Disgusted, as I’m left being stared at by a young teller at a well known conglomerate, self described as a department store. Only staring waiting for me to withdraw my credit card from the machine, something I couldn’t do because I was too busy packing my own bags as he didn’t even twitch to help me. And they say customer service is dead. Needless to say I walked out that particular store with a very bitter after taste. If it weren’t for the fact that one of my purchases was a present, I would have walked out the store without completing my transaction. You may think this maybe extreme and hard, and you would be right, it isn’t the fault of this young employee that their employer doesn’t care enough to train this young man properly. They will ask you as early as your employment application what customer service is and even reject you when you answer incorrectly, but the bottom line is, companies don’t train their employees anymore in customer service never mind building good relations. Despite this they expect their staff to be the face of the company. This is most definitely a case of management lying to itself and to it’s consumer when promoting that this company holds customer experience highly in their esteem.
How many waiters today know that when you leave your cutlery crossed on the plate it means that you are not finished. Or that, and this was one I was told too, that if there is more than one person fighting to pay the (entire) bill, that the waiter should take the money (or card) from the male. Seems to me this last one also a subject on chivalry versus equality but this is the wrong post for that. These examples maybe easily viewed as lack of training, but how about in the scenario below?
I was in a cafe with a few other friends, we had gone in just for a drink before heading off home. A friend had kindly offered to purchase the drinks and as we sat waiting for the hot drinks to be made we chatted. Unknowingly a young female waiter brings over two of the four drinks on her tray and proceeds to spill the drinks as she attempts to put them down on the table in front of us. She apologises and promises to bring napkins to clean it up. She returns with one other drink while her colleague came with the last a few moments behind her. The young female waiter spills the third drink also and apologises again before commenting, “this always happens to me.” Minutes later we found that she meant that literally! Needless to say the fourth drink was the only drink which wasn’t spilt. OK, we can be patient, but those napkins never came. Instead we hear as this same young waiter goes around the cafe spilling other customers’ drinks. Why did we know, because we heard her apologising and saying, “this keeps happening.” Now the laws of gravity dictates that if something isn’t obstructing the object, everything falls downwards. So when the young waiter tilts the coffee cups downwards, naturally the liquid inside the cups will spill out. She does this again, and again, and again blind to her logical error. I can only hope that the young waitress worked it out by the end of the day, that or I don’t see her lasting long in that particular job. But what was more important was that none of her supervisors had bothered to train her and tell her how to do it properly. Was this really common sense, how do people even know common sense? I think what frightens me even more about this whole scenario is, the young waiter had a high chance of being a student from the local university as it was a student area we were in. Common sense and academia doesn’t always necessary go hand in hand, but like academics, common sense must be taught.

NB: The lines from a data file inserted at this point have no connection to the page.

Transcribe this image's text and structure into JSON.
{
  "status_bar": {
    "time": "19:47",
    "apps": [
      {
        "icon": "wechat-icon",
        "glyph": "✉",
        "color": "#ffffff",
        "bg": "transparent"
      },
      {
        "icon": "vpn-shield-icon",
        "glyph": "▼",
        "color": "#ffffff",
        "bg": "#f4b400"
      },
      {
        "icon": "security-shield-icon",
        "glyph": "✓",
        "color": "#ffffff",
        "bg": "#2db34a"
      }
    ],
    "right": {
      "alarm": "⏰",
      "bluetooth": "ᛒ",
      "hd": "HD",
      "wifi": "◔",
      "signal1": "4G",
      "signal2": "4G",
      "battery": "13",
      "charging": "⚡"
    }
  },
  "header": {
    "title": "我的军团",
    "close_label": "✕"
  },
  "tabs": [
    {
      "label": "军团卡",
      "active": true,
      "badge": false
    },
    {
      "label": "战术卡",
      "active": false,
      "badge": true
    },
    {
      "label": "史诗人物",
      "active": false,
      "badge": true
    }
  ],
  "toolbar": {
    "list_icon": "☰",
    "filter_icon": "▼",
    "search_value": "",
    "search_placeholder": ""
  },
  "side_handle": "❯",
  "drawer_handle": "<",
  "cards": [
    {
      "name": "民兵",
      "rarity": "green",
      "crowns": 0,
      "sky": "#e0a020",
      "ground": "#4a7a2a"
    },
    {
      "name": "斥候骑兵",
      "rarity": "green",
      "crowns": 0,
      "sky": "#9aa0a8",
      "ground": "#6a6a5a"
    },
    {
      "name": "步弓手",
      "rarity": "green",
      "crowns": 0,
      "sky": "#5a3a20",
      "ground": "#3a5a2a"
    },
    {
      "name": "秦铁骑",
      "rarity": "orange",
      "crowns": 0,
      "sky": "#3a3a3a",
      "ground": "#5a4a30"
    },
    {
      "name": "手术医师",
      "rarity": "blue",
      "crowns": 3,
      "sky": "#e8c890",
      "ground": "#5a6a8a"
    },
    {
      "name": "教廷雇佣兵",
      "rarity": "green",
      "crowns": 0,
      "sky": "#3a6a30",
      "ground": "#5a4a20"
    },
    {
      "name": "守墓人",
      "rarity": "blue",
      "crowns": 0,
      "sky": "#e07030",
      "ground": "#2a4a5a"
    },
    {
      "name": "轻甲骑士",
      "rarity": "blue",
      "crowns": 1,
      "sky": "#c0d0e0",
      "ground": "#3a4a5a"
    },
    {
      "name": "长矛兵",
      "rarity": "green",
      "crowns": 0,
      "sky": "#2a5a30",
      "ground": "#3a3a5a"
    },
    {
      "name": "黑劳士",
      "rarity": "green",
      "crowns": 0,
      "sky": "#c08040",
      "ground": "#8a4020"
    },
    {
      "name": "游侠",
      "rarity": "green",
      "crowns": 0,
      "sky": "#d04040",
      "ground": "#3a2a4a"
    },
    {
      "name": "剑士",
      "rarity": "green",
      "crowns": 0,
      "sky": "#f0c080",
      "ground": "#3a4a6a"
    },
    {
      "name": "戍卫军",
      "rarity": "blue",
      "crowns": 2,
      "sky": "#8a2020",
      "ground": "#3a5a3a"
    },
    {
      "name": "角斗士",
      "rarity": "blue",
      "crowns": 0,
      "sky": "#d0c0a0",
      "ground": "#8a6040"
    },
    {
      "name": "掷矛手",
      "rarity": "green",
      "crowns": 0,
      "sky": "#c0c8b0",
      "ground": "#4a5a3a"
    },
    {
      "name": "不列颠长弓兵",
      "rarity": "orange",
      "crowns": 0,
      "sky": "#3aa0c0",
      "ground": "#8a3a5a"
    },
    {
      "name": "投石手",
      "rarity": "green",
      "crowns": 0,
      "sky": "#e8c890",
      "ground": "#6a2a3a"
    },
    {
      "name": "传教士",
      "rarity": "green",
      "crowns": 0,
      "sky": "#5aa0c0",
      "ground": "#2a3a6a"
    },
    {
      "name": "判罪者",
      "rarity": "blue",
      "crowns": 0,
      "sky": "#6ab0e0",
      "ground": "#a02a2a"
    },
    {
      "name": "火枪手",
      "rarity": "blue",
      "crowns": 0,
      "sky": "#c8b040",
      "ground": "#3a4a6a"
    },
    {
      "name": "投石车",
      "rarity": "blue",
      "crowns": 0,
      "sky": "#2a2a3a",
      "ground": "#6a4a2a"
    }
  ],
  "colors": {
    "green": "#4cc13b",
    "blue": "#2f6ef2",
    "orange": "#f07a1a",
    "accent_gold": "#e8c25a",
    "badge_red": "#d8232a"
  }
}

While I don’t expect a waiter to know that what it means to cross my knife and fork on the plate, unless it’s a very high end posh one, I do expect them to have basic knowledge on how not to spill a drink when delivering it to a customer. The odd spillage sure, everyone makes mistakes after all, but it shouldn’t be a constant fallibility.
In an age of internet shopping where physical stores simply can’t compete on pricing alone, doesn’t it make customer experience and thus service even more important? This is why boutique and independent stores are resurging, consumers want experience tailored to the individual and unique to them. Theory dictates that the bigger your asset the higher the risk of non conformity of the product’s packaging. In this case the biggest asset is the human resource, so why is it companies don’t invest the money required to make this better? Are they telling us that customer experience really doesn’t increase profit margins? If this is the case then I shall now go throw away all my marketing books right now!
I originally wrote this post in early 2015 for my Linkedin site, which is no longer. Redrafted 01 Feb 2017.